Based in the Pacific Northwest, instrumental duo Moon and Bike recently released their debut album, One.
Explaining the album, Moon and Bike shares, “This album is about bringing people together, in connection with themselves, each other, and the natural world. We hope our music brings solace and feeds people’s souls.”
One was recorded during the pandemic, even though the two were 200 miles apart. The album comprises songs written over twenty years. Now that One is finished, the twosome is presently laying down tracks for the sophomore album, slated for release in the summer of 2021.
Comprising 10-tracks, the album begins with “River,” opening on gleaming guitars rife with luminous accents and gentle layers of coloration. The flow of the tune ripples with lush interweaving textures.
Highlights include “Nearer Sky,” offering drifting, almost intoxicating strata of prog-rock-like flavors. The harmonics shimmer on coruscating platinum tendrils, at once elusive and proximate. “Roads” travels on glistening, glowing savors of both electric and acoustic guitars, imbuing the tune with warm, ethereal touches.
“Solitude” features a lightly plucking acoustic guitar, followed by tints of electric guitar lusters, adding radiant glowing inflections. The feel and mood of the song is pensive, yet quietly uplifting. The interplay between the two guitars delivers intimate aromas.
“Before Dark,” at once easy and undemanding, emits mellow, chill moods, drifting along on floating filaments of sonic hues, like hovering on a warm, summer breeze. “Star” trembles with pensive colors, rippling with reflective afterglows. There’s a sublime ambiance to this track, akin to dreamy mists enveloping the listener.

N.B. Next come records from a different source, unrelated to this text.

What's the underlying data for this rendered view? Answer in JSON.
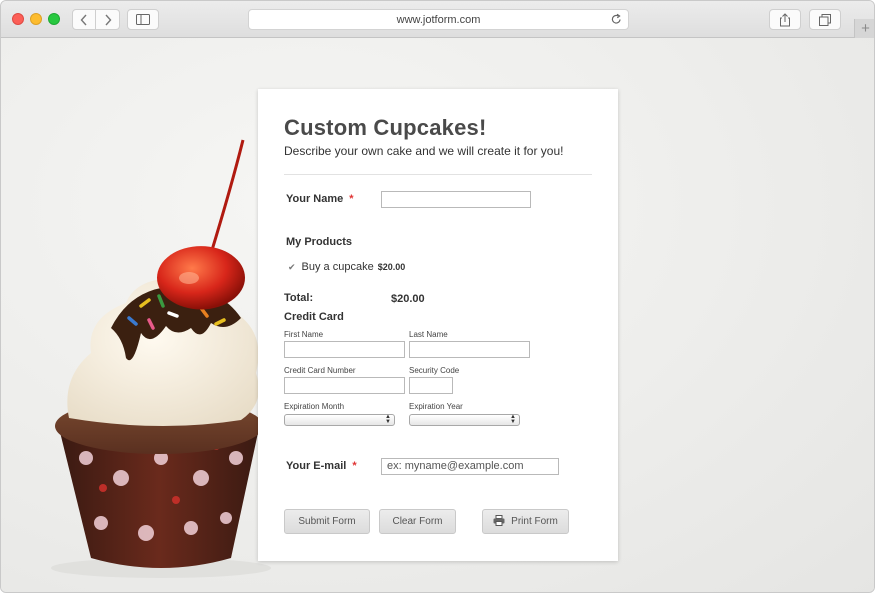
{
  "browser": {
    "url": "www.jotform.com",
    "new_tab_glyph": "+"
  },
  "form": {
    "title": "Custom Cupcakes!",
    "subtitle": "Describe your own cake and we will create it for you!",
    "name_label": "Your Name",
    "name_required": "*",
    "name_value": "",
    "products_label": "My Products",
    "product_item": "Buy a cupcake",
    "product_price": "$20.00",
    "product_checked": true,
    "total_label": "Total:",
    "total_value": "$20.00",
    "credit_card_label": "Credit Card",
    "first_name_label": "First Name",
    "last_name_label": "Last Name",
    "cc_number_label": "Credit Card Number",
    "security_code_label": "Security Code",
    "exp_month_label": "Expiration Month",
    "exp_year_label": "Expiration Year",
    "exp_month_value": "",
    "exp_year_value": "",
    "email_label": "Your E-mail",
    "email_required": "*",
    "email_placeholder": "ex: myname@example.com",
    "submit_label": "Submit Form",
    "clear_label": "Clear Form",
    "print_label": "Print Form"
  },
  "colors": {
    "required": "#e03333",
    "close": "#fc5f57",
    "minimize": "#fdbc2e",
    "maximize": "#28c840"
  },
  "icons": [
    "back-icon",
    "forward-icon",
    "sidebar-icon",
    "reload-icon",
    "share-icon",
    "tabs-icon",
    "checkbox-icon",
    "printer-icon"
  ]
}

The final track, “Voyager,” might be the best track on the album, riding trickling guitar washes backed by iridescent sheens of sound, as if echoes mirroring off still waters. Meandering, almost languishing, nuanced tones crisscross on sparkling resonances, giving the tune diaphanous sonic attire.
One is a work of art, replete with willowy surfaces and delicate timbres, all weaving a gloriously gorgeous tapestry of sound.